**EXERCISE INSTRUCTIONS:**
The word "Total" marks the lines to find; copy every such line from the data below.

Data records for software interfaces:
++++++++++

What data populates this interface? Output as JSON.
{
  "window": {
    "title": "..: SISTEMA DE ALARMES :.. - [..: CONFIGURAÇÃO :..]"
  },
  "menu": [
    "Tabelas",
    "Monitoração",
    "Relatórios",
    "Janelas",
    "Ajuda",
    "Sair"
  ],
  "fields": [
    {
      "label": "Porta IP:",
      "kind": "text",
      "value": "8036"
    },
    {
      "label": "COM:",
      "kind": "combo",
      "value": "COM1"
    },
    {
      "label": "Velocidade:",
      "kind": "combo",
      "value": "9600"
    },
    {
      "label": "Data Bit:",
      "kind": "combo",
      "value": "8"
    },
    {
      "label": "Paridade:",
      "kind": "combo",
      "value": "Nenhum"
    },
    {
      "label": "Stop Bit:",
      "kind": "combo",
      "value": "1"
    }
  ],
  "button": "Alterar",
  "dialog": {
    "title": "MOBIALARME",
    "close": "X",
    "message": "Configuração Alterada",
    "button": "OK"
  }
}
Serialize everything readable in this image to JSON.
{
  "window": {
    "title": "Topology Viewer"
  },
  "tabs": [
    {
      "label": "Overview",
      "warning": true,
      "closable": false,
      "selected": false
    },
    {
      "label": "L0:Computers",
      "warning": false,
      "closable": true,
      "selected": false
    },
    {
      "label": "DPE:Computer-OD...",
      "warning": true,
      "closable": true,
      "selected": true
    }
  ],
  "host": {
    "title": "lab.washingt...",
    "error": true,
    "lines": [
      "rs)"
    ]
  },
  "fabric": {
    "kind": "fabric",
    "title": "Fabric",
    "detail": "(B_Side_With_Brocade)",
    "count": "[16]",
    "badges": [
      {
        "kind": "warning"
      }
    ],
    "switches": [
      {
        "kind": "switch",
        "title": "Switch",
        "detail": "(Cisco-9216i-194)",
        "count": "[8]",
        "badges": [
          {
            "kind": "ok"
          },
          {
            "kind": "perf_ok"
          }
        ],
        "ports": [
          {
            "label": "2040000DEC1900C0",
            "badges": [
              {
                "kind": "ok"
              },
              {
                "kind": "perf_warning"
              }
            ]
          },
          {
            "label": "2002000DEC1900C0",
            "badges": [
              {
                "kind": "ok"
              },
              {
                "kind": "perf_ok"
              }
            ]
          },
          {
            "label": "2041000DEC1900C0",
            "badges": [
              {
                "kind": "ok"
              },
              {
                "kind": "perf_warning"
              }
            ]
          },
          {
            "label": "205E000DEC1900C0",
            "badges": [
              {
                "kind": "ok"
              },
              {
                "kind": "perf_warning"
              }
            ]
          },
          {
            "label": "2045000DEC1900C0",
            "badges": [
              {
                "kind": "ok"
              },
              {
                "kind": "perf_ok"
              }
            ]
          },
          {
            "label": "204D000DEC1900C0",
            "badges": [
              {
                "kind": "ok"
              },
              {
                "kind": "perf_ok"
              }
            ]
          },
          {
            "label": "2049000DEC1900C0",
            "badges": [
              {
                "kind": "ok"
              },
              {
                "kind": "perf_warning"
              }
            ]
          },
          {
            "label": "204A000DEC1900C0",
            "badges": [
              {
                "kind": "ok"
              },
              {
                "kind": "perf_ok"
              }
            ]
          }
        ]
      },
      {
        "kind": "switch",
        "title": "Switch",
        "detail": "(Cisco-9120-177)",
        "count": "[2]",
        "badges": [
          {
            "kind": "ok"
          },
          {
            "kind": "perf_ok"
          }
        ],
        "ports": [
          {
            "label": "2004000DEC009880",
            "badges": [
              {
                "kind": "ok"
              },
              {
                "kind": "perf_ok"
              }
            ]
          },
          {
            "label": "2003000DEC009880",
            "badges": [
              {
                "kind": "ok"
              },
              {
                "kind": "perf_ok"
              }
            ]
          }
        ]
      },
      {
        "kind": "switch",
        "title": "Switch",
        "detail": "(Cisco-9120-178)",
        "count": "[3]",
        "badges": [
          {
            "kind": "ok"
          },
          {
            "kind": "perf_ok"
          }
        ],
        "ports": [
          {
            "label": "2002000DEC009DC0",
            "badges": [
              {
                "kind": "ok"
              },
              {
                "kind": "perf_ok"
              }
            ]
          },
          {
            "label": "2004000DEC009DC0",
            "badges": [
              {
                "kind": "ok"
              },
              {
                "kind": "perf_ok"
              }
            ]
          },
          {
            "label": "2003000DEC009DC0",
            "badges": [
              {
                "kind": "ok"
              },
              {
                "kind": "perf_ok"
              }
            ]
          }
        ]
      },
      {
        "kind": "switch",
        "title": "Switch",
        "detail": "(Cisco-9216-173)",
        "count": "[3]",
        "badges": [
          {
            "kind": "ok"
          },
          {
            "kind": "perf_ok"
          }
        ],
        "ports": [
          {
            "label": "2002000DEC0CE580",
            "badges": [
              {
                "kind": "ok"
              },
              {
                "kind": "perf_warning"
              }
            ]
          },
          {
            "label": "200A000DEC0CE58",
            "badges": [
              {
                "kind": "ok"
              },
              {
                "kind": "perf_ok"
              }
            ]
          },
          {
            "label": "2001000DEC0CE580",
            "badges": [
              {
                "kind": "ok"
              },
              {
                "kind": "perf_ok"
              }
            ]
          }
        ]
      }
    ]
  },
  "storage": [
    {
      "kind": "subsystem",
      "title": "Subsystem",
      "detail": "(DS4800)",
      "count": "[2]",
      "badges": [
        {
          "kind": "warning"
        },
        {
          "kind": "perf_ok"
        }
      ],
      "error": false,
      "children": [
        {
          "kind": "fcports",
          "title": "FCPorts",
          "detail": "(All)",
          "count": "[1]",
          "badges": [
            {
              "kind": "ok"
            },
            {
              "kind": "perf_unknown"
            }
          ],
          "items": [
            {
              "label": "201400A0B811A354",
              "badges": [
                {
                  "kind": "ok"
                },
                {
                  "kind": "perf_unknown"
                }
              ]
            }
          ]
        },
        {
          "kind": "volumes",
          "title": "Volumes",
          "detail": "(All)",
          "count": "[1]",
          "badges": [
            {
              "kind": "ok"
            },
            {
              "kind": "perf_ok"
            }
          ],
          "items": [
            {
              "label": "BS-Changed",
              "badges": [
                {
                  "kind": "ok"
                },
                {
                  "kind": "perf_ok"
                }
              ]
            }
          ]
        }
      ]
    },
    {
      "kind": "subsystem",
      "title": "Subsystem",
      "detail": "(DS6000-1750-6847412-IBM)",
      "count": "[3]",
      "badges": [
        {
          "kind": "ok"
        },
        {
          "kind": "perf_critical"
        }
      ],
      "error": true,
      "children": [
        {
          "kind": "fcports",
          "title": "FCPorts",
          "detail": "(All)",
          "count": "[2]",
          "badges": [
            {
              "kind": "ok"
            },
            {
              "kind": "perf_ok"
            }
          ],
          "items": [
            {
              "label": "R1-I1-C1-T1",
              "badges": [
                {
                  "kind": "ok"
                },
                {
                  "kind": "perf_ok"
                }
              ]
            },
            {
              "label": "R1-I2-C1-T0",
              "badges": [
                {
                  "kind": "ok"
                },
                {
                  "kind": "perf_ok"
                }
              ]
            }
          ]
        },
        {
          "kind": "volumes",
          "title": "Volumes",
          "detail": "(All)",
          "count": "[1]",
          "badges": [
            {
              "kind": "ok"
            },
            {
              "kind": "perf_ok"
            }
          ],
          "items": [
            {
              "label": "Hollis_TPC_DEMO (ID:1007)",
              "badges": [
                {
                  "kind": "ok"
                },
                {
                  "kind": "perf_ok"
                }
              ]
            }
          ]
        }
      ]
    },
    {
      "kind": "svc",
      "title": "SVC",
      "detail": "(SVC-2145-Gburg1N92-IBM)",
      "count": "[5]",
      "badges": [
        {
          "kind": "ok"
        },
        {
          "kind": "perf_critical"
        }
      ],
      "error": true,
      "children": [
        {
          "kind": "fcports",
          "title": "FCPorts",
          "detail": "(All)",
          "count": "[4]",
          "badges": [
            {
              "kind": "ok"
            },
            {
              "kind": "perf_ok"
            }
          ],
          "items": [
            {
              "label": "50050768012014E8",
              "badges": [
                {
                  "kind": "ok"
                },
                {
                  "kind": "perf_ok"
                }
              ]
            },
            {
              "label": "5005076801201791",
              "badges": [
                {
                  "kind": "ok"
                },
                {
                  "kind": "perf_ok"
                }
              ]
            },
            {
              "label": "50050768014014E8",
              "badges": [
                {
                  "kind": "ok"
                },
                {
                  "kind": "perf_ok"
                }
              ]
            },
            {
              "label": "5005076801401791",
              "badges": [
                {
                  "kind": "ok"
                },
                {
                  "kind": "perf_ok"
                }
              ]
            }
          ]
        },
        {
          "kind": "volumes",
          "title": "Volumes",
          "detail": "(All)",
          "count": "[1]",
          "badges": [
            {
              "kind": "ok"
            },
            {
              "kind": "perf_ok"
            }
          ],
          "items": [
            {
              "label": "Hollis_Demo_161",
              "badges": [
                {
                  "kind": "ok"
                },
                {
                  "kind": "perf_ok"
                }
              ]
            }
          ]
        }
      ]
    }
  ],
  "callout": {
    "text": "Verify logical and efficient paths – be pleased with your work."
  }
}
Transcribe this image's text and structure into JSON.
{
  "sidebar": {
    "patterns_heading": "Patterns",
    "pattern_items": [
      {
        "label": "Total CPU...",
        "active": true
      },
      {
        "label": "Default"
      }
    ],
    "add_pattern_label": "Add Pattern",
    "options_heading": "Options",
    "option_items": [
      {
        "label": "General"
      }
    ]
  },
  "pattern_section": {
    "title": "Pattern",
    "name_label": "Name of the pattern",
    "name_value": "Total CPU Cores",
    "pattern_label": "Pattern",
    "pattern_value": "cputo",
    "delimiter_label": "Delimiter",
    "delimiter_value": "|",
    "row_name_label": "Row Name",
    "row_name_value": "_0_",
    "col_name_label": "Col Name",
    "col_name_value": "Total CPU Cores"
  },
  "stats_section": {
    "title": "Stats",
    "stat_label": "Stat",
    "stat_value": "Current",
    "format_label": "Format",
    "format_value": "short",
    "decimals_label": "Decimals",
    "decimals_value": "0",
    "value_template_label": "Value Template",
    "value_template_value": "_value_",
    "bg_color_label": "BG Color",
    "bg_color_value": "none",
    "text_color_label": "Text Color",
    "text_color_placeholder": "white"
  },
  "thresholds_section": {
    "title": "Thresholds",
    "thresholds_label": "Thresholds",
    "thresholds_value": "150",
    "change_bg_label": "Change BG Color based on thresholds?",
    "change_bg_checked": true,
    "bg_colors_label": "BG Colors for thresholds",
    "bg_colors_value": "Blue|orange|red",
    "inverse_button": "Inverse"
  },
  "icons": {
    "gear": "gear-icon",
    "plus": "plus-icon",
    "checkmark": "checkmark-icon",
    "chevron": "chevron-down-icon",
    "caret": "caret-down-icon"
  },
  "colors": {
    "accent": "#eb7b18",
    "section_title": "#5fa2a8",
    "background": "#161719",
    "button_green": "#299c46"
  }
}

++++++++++

**RESULT OF THIS TASK:**
        "label": "Total CPU...",
    "name_value": "Total CPU Cores",
    "col_name_value": "Total CPU Cores"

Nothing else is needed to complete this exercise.